(Data about app and page elements)

#####

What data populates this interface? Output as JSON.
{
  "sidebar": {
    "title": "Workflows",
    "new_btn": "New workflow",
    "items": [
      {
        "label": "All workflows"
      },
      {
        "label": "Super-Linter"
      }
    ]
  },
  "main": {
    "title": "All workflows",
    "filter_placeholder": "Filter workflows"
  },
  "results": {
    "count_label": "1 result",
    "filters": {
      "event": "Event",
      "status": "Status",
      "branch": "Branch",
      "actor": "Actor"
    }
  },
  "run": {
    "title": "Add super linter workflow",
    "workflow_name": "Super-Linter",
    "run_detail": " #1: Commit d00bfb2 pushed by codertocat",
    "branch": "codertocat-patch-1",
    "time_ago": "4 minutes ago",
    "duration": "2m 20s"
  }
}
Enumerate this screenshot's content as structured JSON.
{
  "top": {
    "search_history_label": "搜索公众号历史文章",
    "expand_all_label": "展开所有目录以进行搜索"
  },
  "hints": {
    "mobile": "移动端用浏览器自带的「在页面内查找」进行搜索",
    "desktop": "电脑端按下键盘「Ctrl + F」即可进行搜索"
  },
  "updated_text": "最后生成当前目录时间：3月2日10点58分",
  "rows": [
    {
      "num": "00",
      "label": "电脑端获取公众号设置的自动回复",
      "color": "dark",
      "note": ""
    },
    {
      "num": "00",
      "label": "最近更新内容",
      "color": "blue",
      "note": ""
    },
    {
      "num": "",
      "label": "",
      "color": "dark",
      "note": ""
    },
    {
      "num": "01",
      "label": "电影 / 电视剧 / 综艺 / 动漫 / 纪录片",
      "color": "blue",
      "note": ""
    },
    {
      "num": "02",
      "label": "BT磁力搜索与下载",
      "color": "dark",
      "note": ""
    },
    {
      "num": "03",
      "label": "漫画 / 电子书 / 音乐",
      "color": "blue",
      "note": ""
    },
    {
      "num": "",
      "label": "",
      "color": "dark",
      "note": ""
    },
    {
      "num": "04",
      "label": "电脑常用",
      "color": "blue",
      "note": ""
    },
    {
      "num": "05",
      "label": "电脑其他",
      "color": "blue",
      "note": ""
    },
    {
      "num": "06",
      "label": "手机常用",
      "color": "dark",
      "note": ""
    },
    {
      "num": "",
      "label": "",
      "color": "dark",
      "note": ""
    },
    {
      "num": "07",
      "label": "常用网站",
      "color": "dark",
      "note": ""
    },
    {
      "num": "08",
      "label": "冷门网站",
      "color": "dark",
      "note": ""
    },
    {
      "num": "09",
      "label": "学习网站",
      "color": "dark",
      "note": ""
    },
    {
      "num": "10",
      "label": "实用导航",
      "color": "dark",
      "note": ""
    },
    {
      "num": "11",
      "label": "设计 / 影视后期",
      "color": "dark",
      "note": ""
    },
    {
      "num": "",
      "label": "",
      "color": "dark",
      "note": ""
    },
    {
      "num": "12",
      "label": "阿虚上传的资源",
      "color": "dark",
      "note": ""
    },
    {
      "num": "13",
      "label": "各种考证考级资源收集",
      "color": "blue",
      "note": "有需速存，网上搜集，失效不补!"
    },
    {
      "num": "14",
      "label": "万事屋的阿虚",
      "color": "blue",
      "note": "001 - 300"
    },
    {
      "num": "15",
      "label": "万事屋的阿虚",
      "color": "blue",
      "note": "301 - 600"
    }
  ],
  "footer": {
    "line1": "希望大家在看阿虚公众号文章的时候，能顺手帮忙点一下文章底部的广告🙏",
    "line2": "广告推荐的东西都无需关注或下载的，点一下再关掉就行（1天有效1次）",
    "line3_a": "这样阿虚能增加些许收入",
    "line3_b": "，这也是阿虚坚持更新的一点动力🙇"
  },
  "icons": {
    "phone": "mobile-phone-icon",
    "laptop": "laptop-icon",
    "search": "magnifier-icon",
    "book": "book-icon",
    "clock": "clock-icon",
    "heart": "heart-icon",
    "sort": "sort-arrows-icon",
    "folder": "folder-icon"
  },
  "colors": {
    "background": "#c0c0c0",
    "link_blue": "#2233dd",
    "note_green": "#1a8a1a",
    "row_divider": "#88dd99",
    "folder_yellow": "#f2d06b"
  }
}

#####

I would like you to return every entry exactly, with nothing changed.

What data populates this interface? Output as JSON.
{
  "sidebar": {
    "title": "Workflows",
    "new_btn": "New workflow",
    "items": [
      {
        "label": "All workflows"
      },
      {
        "label": "Super-Linter"
      }
    ]
  },
  "main": {
    "title": "All workflows",
    "filter_placeholder": "Filter workflows"
  },
  "results": {
    "count_label": "1 result",
    "filters": {
      "event": "Event",
      "status": "Status",
      "branch": "Branch",
      "actor": "Actor"
    }
  },
  "run": {
    "title": "Add super linter workflow",
    "workflow_name": "Super-Linter",
    "run_detail": " #1: Commit d00bfb2 pushed by codertocat",
    "branch": "codertocat-patch-1",
    "time_ago": "4 minutes ago",
    "duration": "2m 20s"
  }
}
Enumerate this screenshot's content as structured JSON.
{
  "top": {
    "search_history_label": "搜索公众号历史文章",
    "expand_all_label": "展开所有目录以进行搜索"
  },
  "hints": {
    "mobile": "移动端用浏览器自带的「在页面内查找」进行搜索",
    "desktop": "电脑端按下键盘「Ctrl + F」即可进行搜索"
  },
  "updated_text": "最后生成当前目录时间：3月2日10点58分",
  "rows": [
    {
      "num": "00",
      "label": "电脑端获取公众号设置的自动回复",
      "color": "dark",
      "note": ""
    },
    {
      "num": "00",
      "label": "最近更新内容",
      "color": "blue",
      "note": ""
    },
    {
      "num": "",
      "label": "",
      "color": "dark",
      "note": ""
    },
    {
      "num": "01",
      "label": "电影 / 电视剧 / 综艺 / 动漫 / 纪录片",
      "color": "blue",
      "note": ""
    },
    {
      "num": "02",
      "label": "BT磁力搜索与下载",
      "color": "dark",
      "note": ""
    },
    {
      "num": "03",
      "label": "漫画 / 电子书 / 音乐",
      "color": "blue",
      "note": ""
    },
    {
      "num": "",
      "label": "",
      "color": "dark",
      "note": ""
    },
    {
      "num": "04",
      "label": "电脑常用",
      "color": "blue",
      "note": ""
    },
    {
      "num": "05",
      "label": "电脑其他",
      "color": "blue",
      "note": ""
    },
    {
      "num": "06",
      "label": "手机常用",
      "color": "dark",
      "note": ""
    },
    {
      "num": "",
      "label": "",
      "color": "dark",
      "note": ""
    },
    {
      "num": "07",
      "label": "常用网站",
      "color": "dark",
      "note": ""
    },
    {
      "num": "08",
      "label": "冷门网站",
      "color": "dark",
      "note": ""
    },
    {
      "num": "09",
      "label": "学习网站",
      "color": "dark",
      "note": ""
    },
    {
      "num": "10",
      "label": "实用导航",
      "color": "dark",
      "note": ""
    },
    {
      "num": "11",
      "label": "设计 / 影视后期",
      "color": "dark",
      "note": ""
    },
    {
      "num": "",
      "label": "",
      "color": "dark",
      "note": ""
    },
    {
      "num": "12",
      "label": "阿虚上传的资源",
      "color": "dark",
      "note": ""
    },
    {
      "num": "13",
      "label": "各种考证考级资源收集",
      "color": "blue",
      "note": "有需速存，网上搜集，失效不补!"
    },
    {
      "num": "14",
      "label": "万事屋的阿虚",
      "color": "blue",
      "note": "001 - 300"
    },
    {
      "num": "15",
      "label": "万事屋的阿虚",
      "color": "blue",
      "note": "301 - 600"
    }
  ],
  "footer": {
    "line1": "希望大家在看阿虚公众号文章的时候，能顺手帮忙点一下文章底部的广告🙏",
    "line2": "广告推荐的东西都无需关注或下载的，点一下再关掉就行（1天有效1次）",
    "line3_a": "这样阿虚能增加些许收入",
    "line3_b": "，这也是阿虚坚持更新的一点动力🙇"
  },
  "icons": {
    "phone": "mobile-phone-icon",
    "laptop": "laptop-icon",
    "search": "magnifier-icon",
    "book": "book-icon",
    "clock": "clock-icon",
    "heart": "heart-icon",
    "sort": "sort-arrows-icon",
    "folder": "folder-icon"
  },
  "colors": {
    "background": "#c0c0c0",
    "link_blue": "#2233dd",
    "note_green": "#1a8a1a",
    "row_divider": "#88dd99",
    "folder_yellow": "#f2d06b"
  }
}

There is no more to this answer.